As Control Arms, Greenpeace and RCW highlight in their publications, gender-based violence is systematically under-reported. In terms of data collection, it is a hidden violence. Consequently, it is not enough to rely on a gender-neutral human rights assessment to assess the risk of GBV within the export of arms. That GBV is the only human rights concern to be addressed with a standalone article in the ATT, highlights the need for governments to specifically focus on overcoming tendencies to overlook GBV. Despite elevation within the treaty however, this need is hindered by the vague language of Article 7(4) and the lack of an agreed definition of GBV weakens systematic global monitoring.
For civil society and advocates of the treaty, the ATT has been disappointing. The UK’s continued exports of weapons to Saudi Arabia for use in the Yemen war, in the face of clear evidence that the Saudi-led coalition continues to target civilians and violates international humanitarian law, has been a significant failure for the ATT’s progress. With implementation of the most basic export assessments failing as in the case of the UK, it can be easy to disregard the importance of other components of the treaty. Perhaps, however, if there was a more comprehensive evidence base and a strong practice of collecting gender-disaggregated data, the clear evidence of the importance of GBV to arms transfers would be more difficult to ignore.
The international civil society has created a wealth of resources addressing the implementation of obligations around gender-based violence in arms transfers. Although the challenges are significant and will take time to surmount, it is critical that states step up, heed the guidance presented to them, invest in gender-specific expertise, and take their responsibilities seriously.

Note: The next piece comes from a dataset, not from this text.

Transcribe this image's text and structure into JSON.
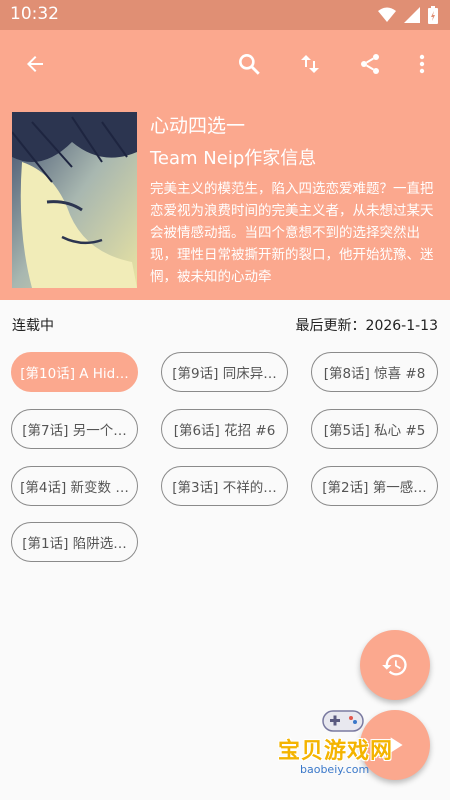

Hannah Papachristidis is a project officer at Transparency International Defence & Security, where she manages research outputs for the 2020 Government Defence Integrity Index. She holds an MA in International Affairs from Columbia University and is an Emerging Expert at Forum on the Arms Trade.